During 29 May the Argentine patrol radio operator, after trying all morning, managed to get a message through to 10th Brigade HQ, that there was an air corridor to and from San Carlos to Mount Kent before contact was immediately lost and never re-established.
Embarked in a Sea King HC4 of 846 Naval Air Squadron, attached to the Royal Marines, the Arctic Warfare Cadre team was loaded with sufficient supplies and ammunition for a week in the field. The overloaded helicopter took off on a 45 km flight, depositing the team in the area to allow disembarkation for the short transit to the target. A seven-man fire support team moved off to the left to take up a position on a hillock 150m away from Top Malo House to provide supporting fire to the twelve-man assault group led by Boswell.
There was a significant risk of compromise as the team was wearing dark uniforms against the snow, leading to the likelihood of visual detection by sentries. Unknown to the British, the Argentines heard the helicopters flying and accelerated actions to take their equipment and leave the house.
Two hours after dawn Boswell ordered his men to fix bayonets and commenced the engagement by firing a green flare. At around the same time Lieutenant Horacio Losito, who was second in command of the Argentine patrol, says that Lieutenant Espinosa (who was standing sentry) raised the alarm and opened fire on the assaulting British troops allowing the Argentines withdraw from the house.
The British fire support group fired six M72 LAW 66mm light anti-armour rockets. As the rockets hit the house it burst into flames and ammunition stacked inside exploded. Boswell and his group charged forward, halted, fired two more rockets, and then charged again. The Argentines ran from the house to a nearby stream bed about 200 m away, firing as they ran. Lieutenant Espinosa on the top floor was killed by a 66mm rocket while Sergeant Mateo Sbert was shot dead as he gave covering fire for the remaining Argentines as they exited the single door. Two British attackers, a sergeant and a corporal, were wounded.
As the British assault group moved forward the smoke from the burning building and wind provided screening from the accurate fire from the Argentine commandos firing from a stream bed.
The firefight went on for about 45 minutes. and with ammunition running low and with six members of his patrol wounded, Captain Vercesi had no alternative but to surrender.
Two Argentines were killed, six wounded and four taken prisoner, with two of Boswell's assault force (Sergeant Groves and Corporal Stone) having been badly wounded. Two British NCOs of the fire-support team (Sergeants Doyle and McLean) had also been shot and injured. After the battle Captain Boswell's comment to the Argentine Commander was: 'Never in a house..'.
Lieutenant Espinosa and Sergeant Sbert were awarded the posthumous Argentine Nation to the Heroic Valour in Combat Cross for this action.
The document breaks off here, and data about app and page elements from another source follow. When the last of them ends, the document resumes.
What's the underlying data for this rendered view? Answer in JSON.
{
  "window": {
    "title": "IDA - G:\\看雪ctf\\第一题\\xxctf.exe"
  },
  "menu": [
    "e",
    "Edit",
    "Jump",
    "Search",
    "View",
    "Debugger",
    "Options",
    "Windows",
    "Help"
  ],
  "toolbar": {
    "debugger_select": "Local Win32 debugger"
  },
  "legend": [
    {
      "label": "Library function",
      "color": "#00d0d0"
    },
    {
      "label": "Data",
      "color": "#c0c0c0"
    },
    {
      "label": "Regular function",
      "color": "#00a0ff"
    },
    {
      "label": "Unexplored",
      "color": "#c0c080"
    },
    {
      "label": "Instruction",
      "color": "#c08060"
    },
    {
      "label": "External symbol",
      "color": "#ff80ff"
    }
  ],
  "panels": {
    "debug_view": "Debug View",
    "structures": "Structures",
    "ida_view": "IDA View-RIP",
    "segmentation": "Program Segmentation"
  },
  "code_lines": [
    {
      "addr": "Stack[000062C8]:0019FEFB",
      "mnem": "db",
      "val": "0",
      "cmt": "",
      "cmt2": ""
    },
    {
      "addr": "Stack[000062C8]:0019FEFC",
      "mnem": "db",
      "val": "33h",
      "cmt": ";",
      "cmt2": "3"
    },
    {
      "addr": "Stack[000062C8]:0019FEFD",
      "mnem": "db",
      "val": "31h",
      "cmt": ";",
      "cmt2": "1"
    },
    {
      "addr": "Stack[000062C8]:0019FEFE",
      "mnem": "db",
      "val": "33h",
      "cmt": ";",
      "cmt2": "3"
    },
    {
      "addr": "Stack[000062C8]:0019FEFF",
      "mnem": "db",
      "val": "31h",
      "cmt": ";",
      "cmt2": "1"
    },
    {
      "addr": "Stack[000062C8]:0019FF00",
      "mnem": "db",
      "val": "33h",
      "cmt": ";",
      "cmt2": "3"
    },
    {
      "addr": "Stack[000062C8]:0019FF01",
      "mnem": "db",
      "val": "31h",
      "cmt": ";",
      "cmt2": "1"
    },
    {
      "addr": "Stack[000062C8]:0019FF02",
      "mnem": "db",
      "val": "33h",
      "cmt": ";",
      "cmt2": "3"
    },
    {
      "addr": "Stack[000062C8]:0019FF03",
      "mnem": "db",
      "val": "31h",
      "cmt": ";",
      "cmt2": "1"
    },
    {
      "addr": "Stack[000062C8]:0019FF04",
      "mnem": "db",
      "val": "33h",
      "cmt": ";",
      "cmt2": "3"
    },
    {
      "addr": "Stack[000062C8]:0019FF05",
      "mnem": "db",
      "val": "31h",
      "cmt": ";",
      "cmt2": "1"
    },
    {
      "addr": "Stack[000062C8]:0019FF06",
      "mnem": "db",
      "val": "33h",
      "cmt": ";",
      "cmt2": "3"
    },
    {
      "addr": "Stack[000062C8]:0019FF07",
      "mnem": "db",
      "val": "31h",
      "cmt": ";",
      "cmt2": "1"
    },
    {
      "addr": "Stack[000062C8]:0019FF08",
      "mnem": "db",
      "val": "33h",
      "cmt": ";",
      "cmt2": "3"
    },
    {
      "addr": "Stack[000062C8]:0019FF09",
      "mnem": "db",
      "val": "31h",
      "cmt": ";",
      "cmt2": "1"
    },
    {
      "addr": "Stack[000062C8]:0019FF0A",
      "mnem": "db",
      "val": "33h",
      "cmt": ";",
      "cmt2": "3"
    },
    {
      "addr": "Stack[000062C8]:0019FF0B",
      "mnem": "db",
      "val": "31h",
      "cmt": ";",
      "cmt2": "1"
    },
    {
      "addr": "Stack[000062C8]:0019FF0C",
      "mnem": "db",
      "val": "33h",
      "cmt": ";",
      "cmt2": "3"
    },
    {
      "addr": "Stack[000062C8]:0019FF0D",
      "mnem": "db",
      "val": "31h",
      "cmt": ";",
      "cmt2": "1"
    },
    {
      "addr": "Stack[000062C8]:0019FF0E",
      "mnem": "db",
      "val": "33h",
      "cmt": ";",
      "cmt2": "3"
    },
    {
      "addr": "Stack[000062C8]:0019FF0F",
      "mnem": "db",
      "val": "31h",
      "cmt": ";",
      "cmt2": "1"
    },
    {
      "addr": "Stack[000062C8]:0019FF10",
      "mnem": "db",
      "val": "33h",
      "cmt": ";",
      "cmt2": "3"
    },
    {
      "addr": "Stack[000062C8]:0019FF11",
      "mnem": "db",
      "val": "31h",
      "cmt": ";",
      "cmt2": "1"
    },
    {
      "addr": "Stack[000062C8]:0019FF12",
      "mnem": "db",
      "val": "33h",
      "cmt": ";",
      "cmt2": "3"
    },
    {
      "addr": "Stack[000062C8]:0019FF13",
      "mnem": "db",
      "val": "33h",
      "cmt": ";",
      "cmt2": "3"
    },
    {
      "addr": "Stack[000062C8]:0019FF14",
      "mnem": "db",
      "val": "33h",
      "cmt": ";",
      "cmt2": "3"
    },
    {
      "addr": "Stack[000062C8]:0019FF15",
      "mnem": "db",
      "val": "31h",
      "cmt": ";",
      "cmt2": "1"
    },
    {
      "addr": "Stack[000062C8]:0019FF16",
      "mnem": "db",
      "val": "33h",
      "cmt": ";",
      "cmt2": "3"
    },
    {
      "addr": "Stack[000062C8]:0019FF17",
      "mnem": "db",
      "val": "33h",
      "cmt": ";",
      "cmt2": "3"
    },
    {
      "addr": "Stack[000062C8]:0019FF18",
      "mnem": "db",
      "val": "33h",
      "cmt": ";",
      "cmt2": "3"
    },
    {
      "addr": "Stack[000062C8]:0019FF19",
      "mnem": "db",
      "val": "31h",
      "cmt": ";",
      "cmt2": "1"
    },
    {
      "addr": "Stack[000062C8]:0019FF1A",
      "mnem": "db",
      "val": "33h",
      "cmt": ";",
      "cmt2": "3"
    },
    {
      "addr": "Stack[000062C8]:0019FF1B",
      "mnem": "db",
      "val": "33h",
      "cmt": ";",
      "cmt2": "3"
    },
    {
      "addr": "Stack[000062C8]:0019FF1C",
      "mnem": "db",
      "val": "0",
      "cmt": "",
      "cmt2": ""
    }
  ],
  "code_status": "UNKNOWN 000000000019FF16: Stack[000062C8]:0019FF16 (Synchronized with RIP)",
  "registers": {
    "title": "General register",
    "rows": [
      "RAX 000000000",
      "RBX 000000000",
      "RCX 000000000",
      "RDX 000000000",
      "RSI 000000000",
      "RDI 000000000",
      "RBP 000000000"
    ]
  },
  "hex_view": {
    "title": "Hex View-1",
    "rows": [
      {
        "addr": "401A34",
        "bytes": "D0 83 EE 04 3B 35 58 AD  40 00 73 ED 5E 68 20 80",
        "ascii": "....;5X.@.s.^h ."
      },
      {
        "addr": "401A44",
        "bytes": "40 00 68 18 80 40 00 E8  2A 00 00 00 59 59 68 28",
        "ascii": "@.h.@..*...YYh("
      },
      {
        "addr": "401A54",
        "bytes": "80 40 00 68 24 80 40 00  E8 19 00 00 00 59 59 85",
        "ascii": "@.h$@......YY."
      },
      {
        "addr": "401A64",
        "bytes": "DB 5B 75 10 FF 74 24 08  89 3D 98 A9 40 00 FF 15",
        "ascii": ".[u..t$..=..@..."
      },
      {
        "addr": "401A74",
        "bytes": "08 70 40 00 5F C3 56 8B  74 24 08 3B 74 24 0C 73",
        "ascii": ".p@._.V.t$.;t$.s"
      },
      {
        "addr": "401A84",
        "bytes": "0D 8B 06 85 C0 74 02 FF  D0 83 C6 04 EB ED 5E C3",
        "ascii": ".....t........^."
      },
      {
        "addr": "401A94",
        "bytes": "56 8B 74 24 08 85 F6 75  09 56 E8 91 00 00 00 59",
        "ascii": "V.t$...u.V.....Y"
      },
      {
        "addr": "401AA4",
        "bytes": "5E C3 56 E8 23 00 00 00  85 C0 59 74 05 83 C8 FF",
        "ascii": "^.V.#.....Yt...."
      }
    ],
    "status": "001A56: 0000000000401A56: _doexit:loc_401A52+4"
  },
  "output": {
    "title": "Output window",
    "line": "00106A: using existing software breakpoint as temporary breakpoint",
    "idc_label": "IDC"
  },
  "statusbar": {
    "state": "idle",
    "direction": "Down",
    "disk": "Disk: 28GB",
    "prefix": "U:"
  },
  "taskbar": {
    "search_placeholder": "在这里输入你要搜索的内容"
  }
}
The assault had been watched by members of Red de Observadores del Aire or ROA (the Argentine Air Force forward deployed ground observation teams) on Malo Hill and Mount Simon. Fourteen R.O.A. personnel from these positions surrendered to 3 Para and 45 Commando the next day.
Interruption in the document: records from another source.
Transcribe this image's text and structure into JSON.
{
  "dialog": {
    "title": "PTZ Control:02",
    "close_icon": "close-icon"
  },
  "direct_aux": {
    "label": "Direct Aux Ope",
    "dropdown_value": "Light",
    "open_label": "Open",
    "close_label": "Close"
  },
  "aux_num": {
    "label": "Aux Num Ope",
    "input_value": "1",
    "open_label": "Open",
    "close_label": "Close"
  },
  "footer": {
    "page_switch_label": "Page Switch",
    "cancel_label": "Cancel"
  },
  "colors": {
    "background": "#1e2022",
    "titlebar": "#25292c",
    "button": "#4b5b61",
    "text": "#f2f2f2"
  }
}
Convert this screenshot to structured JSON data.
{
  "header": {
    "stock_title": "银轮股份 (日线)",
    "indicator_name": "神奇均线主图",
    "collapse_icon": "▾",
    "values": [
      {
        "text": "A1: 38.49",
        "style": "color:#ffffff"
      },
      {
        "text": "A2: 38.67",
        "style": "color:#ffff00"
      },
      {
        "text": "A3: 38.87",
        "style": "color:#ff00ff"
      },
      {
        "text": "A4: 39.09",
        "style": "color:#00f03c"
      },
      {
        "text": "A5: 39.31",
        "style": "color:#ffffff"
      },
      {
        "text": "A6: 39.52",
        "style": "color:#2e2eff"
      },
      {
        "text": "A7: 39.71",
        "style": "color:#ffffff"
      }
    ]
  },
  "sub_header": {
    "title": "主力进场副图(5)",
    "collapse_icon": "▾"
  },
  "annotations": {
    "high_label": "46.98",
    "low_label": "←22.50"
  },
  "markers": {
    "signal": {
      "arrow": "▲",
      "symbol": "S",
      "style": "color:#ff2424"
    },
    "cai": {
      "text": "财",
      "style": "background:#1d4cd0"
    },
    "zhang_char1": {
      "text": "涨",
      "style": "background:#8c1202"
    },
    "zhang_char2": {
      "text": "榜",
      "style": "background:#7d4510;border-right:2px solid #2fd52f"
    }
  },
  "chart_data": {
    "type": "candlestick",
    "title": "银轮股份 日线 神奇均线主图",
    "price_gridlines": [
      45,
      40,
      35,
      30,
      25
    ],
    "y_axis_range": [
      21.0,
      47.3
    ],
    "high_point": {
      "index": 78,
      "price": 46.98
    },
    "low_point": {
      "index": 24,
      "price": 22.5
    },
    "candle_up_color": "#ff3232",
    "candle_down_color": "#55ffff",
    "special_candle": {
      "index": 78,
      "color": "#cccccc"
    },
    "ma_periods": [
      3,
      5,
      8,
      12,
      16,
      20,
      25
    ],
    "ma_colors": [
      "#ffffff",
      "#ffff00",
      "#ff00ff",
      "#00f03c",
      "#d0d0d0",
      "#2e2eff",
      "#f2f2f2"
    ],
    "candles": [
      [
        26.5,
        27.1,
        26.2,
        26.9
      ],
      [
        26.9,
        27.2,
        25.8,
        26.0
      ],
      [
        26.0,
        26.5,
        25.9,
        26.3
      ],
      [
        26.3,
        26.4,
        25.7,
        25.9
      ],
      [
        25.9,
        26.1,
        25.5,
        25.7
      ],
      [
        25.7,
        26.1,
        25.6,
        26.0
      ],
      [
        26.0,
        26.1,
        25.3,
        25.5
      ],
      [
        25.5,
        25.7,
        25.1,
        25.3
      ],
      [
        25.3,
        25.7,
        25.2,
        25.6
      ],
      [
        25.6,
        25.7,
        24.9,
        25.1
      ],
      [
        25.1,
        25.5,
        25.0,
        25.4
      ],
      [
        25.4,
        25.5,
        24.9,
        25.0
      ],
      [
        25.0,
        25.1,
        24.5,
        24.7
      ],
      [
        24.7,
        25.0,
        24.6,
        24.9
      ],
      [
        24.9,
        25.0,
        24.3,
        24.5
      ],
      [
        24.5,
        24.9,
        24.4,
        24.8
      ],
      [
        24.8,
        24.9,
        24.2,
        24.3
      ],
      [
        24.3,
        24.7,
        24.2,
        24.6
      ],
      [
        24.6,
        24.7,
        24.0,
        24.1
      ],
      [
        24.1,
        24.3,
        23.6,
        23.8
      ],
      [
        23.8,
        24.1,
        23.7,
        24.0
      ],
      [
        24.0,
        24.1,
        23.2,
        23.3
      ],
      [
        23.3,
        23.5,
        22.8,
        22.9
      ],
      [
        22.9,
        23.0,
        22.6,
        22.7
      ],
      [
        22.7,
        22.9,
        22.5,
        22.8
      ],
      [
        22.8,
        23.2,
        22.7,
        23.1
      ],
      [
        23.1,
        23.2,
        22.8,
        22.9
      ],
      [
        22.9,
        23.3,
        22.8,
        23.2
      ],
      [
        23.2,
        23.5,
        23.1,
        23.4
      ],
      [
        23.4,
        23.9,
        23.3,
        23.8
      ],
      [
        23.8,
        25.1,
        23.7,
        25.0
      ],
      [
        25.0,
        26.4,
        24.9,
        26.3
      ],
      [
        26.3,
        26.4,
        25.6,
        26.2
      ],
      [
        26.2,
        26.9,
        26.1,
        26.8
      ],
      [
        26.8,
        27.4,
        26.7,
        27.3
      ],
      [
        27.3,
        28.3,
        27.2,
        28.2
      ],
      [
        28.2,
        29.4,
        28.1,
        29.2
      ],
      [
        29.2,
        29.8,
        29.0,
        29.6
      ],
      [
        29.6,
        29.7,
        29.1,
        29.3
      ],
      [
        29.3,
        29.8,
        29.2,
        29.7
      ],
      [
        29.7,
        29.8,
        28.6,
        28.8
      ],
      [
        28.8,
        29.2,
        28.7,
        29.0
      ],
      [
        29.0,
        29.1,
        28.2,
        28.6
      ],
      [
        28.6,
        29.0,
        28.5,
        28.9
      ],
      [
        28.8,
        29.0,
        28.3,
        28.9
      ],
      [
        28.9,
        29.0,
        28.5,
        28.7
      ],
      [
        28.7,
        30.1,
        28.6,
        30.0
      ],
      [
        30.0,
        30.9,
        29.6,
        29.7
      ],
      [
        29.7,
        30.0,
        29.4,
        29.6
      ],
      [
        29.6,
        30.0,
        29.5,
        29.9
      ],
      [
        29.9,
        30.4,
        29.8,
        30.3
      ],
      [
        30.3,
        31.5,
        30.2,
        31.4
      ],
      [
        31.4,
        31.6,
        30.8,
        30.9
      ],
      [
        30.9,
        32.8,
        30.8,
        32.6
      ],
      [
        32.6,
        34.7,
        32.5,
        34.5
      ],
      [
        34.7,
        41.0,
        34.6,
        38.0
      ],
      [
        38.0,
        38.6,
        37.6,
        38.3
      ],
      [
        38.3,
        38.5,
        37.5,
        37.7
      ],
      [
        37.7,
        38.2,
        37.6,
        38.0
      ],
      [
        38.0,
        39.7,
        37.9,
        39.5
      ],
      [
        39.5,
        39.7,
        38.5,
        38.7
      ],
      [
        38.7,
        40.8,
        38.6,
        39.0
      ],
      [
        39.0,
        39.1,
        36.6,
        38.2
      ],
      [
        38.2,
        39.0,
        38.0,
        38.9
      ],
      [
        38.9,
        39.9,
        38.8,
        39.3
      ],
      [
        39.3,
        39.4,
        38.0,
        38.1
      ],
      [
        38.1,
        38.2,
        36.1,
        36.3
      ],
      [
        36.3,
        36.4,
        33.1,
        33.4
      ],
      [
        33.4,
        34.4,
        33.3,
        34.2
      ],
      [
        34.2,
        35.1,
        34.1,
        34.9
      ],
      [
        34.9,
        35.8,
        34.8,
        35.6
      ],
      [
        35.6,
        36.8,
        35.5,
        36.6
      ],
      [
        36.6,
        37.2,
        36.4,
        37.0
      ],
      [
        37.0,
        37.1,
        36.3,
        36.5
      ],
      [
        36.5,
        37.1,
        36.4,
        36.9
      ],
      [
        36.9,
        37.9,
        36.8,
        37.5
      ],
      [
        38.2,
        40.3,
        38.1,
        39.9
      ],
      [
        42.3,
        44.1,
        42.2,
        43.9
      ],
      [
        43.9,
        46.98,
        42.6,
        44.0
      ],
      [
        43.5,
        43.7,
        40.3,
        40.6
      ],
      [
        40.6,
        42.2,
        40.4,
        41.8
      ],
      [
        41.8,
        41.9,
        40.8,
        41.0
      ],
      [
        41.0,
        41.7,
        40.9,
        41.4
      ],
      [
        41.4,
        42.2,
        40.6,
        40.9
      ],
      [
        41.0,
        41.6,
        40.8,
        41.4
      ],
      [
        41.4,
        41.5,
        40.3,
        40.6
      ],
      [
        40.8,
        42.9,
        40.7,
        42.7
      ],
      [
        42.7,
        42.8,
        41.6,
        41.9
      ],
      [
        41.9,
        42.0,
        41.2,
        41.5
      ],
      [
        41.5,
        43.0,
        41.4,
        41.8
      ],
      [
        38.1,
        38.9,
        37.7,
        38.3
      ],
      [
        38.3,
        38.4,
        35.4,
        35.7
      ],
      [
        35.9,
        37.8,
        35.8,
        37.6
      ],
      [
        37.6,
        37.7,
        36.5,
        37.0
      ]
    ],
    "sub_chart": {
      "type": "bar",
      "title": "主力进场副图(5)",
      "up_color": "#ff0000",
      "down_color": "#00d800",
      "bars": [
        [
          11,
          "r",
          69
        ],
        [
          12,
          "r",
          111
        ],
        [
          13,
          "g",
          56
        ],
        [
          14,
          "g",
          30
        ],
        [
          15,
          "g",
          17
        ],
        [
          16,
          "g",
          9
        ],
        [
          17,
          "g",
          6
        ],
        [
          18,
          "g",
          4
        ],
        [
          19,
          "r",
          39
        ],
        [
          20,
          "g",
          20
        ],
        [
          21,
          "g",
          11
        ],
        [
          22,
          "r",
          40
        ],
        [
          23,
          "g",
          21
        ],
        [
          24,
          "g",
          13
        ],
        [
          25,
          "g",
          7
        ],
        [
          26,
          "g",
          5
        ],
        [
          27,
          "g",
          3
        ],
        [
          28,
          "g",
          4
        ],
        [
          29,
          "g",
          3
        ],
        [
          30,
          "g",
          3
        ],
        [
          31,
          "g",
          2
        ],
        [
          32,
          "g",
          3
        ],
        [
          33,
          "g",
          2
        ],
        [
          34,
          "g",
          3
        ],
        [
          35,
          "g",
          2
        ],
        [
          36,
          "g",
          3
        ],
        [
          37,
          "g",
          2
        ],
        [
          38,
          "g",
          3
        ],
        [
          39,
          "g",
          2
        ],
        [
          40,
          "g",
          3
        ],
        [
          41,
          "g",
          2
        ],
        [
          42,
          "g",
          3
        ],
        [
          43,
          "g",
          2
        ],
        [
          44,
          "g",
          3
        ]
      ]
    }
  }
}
A Mountain and Arctic Warfare Cadre patrol under Sergeant David Lazenby later played an important part in the capture of Sapper Hill, crossing a frozen minefield in order to secure a landing zone for the helicopter-borne Welsh Guards and Alpha and Charlie Companies of 40 Commando tasked with taking the important Argentine Marine stronghold.
Coordinates: 51°37′S58°27′W / 51.617°S 58.450°W